Ifyour idea of a beach movie is How To Stuff A Wild Bikini or Beach Blanket Bingo (to name two of my personal favourites), Blue Crush is not for you. Its director, John Stockwell, prides himself on his ability to take archaic B genres and give 'em a hip contemporary reinvigoration. So Blue Crush is supposedly a dark, gritty, realist beach movie.
It's based on a Susan Orlean magazine article called 'Surf Girls Of Maui', one of those slice of below-the-radar pop sub-culture life ambitious journalists have been cranking out ever since Nik Cohn's profile of Brooklyn disco-goers was optioned by Hollywood and transformed into Saturday Night Fever. I sort of feel I ought to be selling more of my stuff to the movies, but after shopping my Malcolm Rifkind profile around Paramount and Universal I got disheartened. Especially after hearing that Boris Johnson has already sold his howthe-New York Times-editors-wrecked-mypiece piece to Miramax, with Hugh Grant in the Boris role and Halle Berry as the humourless Times editor who finds herself paradoxically drawn to the crumpled charmer even as she's gutting his prose. (With Ricardo Montalban and Ving Rhames as the Presidents of Chile and Guinea in fantasy musical sequence directed by Baz Luhrmarm.)
With Susan Orlean rare is the article that doesn't get sold to the movies. You'll recall that it was a thing she wrote about orchids that was the source material of Adaptation, though by the time it had been through the fevered processing of Charlie Kaufman and Spike Jonze Miss Orlean wound up as an on-screen character played by Meryl Streep as a drug-chuggin' guntotin' swamp moll. Blue Crush is a far more typical Hollywood adaptation. Whatever the distinctions of Miss Orleans article, after being put through the wringer everything comes out pretty much stock characters and stock conventions. It turns out that Stockwell's idea of a dark, gritty beach movie is a conventional beach movie with all the joy sucked out of it.
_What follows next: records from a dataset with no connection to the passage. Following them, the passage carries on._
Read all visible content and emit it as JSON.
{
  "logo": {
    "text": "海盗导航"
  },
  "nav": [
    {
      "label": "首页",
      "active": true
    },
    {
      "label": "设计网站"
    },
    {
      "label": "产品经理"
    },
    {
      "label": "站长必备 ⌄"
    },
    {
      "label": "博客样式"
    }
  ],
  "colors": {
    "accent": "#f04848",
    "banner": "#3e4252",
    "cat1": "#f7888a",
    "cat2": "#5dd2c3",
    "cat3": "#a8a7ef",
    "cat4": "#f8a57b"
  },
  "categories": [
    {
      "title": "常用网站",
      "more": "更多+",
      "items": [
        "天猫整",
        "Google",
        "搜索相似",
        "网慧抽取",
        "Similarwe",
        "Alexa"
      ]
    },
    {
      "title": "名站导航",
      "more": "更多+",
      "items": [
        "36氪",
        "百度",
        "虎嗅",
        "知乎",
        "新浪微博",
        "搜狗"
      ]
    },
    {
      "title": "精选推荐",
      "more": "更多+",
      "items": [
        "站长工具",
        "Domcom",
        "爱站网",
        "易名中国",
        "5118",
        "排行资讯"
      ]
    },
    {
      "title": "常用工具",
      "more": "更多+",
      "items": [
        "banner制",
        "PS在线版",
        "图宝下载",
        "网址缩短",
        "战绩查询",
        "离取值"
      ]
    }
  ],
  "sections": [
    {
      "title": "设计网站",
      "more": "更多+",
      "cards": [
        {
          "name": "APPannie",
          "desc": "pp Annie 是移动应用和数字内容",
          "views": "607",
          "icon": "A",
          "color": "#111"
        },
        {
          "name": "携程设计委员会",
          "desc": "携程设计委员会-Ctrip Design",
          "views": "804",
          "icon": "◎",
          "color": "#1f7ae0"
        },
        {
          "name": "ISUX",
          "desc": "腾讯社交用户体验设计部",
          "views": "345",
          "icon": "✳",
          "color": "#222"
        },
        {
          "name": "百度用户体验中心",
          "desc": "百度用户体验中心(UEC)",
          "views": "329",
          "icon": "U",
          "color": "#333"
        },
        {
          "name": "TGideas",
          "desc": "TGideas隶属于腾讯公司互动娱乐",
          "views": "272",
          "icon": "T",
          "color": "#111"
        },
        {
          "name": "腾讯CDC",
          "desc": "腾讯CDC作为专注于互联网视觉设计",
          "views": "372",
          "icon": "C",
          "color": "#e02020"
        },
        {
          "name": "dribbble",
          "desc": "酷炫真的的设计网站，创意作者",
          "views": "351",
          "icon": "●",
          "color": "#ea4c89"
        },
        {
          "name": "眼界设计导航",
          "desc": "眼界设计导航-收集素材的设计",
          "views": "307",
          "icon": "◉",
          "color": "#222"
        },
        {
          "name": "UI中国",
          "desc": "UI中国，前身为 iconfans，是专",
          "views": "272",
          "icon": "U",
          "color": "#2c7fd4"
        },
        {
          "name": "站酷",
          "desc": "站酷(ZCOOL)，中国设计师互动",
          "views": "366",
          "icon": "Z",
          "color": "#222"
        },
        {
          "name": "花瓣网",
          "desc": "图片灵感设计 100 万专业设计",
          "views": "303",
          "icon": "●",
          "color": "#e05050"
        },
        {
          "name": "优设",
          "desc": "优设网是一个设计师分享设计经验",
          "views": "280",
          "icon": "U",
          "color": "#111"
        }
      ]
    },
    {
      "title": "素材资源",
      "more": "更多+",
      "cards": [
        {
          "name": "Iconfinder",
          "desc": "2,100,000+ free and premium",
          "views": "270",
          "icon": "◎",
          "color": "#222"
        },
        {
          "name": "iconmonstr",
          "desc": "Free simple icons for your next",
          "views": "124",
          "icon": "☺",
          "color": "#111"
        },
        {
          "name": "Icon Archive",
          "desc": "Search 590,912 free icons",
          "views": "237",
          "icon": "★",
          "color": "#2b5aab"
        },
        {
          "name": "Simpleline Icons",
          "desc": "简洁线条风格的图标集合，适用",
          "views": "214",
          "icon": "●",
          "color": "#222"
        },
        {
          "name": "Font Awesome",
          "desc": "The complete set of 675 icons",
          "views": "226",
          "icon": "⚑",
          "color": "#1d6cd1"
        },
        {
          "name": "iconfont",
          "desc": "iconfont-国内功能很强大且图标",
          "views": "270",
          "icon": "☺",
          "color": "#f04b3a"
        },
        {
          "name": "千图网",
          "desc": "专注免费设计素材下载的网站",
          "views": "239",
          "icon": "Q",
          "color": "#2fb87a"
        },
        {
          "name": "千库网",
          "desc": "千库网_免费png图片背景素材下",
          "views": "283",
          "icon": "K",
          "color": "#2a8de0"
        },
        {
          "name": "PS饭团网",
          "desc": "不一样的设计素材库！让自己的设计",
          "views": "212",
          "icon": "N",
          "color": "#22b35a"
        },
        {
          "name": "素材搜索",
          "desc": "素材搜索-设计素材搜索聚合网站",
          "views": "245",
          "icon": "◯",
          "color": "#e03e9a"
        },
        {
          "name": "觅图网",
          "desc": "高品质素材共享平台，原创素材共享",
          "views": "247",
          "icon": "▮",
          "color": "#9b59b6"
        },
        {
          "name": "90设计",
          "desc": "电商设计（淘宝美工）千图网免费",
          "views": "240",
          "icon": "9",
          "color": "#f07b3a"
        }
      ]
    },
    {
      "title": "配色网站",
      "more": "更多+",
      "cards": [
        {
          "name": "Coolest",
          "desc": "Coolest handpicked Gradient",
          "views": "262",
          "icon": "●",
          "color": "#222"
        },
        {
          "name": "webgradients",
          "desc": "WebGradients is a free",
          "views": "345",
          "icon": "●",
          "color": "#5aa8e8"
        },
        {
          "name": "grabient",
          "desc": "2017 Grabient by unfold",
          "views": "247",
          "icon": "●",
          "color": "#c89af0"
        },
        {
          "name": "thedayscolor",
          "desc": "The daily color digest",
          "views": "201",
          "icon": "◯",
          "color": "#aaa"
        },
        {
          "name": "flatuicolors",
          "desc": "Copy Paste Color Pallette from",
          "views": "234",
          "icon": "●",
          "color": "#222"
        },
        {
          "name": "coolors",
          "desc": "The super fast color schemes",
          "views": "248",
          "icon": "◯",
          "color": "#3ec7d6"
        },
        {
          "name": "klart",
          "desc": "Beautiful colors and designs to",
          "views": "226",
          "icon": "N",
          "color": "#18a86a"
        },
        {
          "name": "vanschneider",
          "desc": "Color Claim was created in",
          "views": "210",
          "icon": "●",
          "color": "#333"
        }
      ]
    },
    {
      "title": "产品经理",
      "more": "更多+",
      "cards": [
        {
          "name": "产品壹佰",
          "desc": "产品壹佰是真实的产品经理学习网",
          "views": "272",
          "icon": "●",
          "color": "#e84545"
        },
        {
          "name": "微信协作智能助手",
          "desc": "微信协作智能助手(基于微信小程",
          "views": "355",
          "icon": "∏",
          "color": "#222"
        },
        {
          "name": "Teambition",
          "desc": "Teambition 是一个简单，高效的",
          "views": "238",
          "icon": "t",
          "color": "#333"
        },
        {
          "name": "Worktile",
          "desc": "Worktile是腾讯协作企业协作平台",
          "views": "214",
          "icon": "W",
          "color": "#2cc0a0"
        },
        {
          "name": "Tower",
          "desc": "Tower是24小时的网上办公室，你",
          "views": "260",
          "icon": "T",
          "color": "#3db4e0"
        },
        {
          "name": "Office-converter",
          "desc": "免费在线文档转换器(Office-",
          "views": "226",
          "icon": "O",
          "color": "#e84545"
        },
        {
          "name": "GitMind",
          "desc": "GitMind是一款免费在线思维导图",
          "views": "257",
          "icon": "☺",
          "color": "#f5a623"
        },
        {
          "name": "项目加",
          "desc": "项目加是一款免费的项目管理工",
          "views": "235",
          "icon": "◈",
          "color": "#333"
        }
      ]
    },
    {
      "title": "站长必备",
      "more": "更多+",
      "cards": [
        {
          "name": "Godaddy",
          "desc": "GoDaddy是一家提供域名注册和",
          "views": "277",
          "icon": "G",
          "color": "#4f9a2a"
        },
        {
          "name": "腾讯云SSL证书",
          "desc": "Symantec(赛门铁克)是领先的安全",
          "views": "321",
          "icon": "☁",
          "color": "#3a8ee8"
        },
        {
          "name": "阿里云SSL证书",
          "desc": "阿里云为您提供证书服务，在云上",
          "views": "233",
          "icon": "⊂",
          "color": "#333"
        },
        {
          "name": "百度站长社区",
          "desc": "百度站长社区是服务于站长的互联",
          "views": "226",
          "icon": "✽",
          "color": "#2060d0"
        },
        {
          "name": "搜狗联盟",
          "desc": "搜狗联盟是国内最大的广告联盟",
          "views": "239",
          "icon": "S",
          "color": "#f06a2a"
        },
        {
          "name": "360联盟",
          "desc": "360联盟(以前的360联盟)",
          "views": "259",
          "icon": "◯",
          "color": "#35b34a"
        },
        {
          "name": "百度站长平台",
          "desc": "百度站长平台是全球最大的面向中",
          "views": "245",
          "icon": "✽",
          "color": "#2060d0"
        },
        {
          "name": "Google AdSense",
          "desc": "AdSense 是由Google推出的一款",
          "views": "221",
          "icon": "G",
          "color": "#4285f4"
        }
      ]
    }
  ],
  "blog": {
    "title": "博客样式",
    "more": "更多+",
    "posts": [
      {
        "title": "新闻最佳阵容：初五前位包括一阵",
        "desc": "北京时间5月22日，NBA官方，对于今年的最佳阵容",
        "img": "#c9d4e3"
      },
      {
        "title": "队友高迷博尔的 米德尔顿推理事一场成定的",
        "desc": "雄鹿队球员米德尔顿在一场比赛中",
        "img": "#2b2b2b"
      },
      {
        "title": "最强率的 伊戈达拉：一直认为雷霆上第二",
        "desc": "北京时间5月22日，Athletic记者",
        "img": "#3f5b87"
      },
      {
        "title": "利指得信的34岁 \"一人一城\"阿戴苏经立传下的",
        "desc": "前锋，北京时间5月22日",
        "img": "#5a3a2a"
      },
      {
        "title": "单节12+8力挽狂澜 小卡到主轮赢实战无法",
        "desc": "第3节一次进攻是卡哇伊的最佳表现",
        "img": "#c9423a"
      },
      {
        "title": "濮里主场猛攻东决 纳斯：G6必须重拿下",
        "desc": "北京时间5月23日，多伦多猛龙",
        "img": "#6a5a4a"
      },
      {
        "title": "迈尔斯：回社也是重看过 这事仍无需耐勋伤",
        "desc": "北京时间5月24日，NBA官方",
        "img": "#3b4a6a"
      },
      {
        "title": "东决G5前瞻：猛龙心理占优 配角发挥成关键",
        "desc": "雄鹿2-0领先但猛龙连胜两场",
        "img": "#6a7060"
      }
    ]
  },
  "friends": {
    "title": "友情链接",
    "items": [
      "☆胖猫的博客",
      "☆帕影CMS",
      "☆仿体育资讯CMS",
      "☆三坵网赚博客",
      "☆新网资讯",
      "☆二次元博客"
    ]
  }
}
The film's theme is Blestenation's hiphop rernix of 'Cruel Summer', though I can't help feeling the Barianarama original would have betokened a groovier wave. The curtain rises at dawn in Hawaii on three surfer dudettes — Anne-Marie (Kate Bosworth), Eden (Michelle Rodriguez) and Lena (Sanoe Lake). At first, you think it's going to be one of those ensemble things — after surfing at daybreak, the Bananaramic trio head for the luxury resort hotel to work their crummy minimum-wage housekeeping shifts. This is where the gritty realism comes in — lots of close-ups of vomit on the shagpile and various waste products in the toilet bowl. But, when Anne-Marie finds a used condom stuck to her shoe, she stomps out onto the beach to berate the careless football jock for his sloppy bedroom. This gets her fired, and thereafter Bananarama turn into Diana Ross and the Supremes. It's all Anne-Marie and her woes, with Eden and Lena relegated to the background to gasp 'Oh, my God!', when things are going well, and, when they're not, 'Shit!'
Anne-Marie is in training for 'the Pipe' —a big surf competition — but romance, albeit of a fairly low wattage, intervenes. Eden doesn't care for the boy distractions from the Pipe dream, and tells AnneMarie to get back on board: 'I happen to know you kick ass out there!' she says. But Anne-Marie's ass is getting its kicks elsewhere. You'll have seen this conflict a thousand times before: to put in Rocky terms, Miss Rodriguez is Burgess Meredith, and, if only in comparison to the dull central romance, there's a certain erotic tension underpinning the relationship — Miss Rodriguez and Miss Bosworth, I mean, not Burgess and Sly Stallone. The lesbian frisson seems to be unintentional and may, in fact, be entirely imaginary on my part, but I was very grateful for it. 'I don't know what you want from me!' yells Eden. 'You know what I want from you?' Anne Marie yells back. 'I want you to live your own life and stop living through me.'
As Hollywood blondes go, the applechecked Miss Bosworth is unusually real looking. But she's not a good enough actress to pull off dialogue as plonking as this, and the situation ascribed to her (short of dough, parents skipped, kid sis to look after) is a precis that never forms into
a character. There's a perfunctoriness to this movie — a half-hearted love interest, no bad guys, a reliance on hoary old plot points like sitting in a stall in the ladies' room while the giggling girls at the basins say something you're not meant to hear. But basically everyone's just killing time until we get to the Big Competition, when Anne-Marie has to go out there a youngster but come back a star. Forty per cent of this movie was shot in the water and the dizzying under-the-wave spatial dislocation certainly brought back my own (somewhat distant) surfing memories. But Stockwell never manages to connect the water footage to the story, to make the waves a character or a metaphor for what's happening on land — except in the sense that this film is never wetter than when it gets out of the ocean and back to the plot.